*About this exercise*. Every line in the records below that holds "Setup" must be identified and copied.

▬▬▬

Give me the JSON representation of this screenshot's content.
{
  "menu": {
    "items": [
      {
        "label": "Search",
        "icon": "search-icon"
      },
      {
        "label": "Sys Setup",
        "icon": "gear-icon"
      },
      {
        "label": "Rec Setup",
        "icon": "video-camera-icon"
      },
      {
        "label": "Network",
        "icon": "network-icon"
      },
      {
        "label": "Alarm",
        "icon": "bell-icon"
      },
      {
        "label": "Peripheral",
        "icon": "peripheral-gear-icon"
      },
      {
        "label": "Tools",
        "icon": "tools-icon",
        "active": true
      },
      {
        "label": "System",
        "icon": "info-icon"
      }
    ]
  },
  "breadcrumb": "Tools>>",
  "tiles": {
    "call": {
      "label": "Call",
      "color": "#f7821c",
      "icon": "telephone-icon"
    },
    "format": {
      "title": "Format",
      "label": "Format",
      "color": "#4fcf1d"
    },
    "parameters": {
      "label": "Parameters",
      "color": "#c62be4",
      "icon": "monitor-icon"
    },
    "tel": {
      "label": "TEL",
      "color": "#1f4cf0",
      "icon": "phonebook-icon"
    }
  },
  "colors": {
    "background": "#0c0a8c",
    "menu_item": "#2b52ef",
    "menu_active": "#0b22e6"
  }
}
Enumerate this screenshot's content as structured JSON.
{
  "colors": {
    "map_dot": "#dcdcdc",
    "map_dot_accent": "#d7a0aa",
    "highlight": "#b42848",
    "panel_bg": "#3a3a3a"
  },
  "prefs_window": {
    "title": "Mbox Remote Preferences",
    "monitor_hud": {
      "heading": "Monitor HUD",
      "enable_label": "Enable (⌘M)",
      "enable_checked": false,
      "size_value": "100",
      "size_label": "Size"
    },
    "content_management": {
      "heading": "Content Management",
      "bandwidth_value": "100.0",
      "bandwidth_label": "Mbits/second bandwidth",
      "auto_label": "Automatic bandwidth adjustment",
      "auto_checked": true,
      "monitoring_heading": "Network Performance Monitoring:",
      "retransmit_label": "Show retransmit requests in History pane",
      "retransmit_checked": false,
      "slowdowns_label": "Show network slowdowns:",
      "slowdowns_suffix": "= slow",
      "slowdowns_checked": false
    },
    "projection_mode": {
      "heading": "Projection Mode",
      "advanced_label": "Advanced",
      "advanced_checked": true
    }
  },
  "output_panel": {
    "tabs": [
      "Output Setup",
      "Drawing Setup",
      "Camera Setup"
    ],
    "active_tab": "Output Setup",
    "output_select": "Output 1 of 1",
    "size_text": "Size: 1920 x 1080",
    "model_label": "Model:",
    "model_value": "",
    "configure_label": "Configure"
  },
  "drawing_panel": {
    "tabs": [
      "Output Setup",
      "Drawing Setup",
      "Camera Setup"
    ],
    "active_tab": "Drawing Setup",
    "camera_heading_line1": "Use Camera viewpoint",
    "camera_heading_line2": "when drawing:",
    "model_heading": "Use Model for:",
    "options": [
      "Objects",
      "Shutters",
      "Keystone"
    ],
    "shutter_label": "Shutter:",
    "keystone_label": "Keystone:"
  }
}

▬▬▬

*Solved exercise*.
        "label": "Sys Setup",
        "label": "Rec Setup",
      "Output Setup",
      "Drawing Setup",
      "Camera Setup"
    "active_tab": "Output Setup",
      "Output Setup",
      "Drawing Setup",
      "Camera Setup"
    "active_tab": "Drawing Setup",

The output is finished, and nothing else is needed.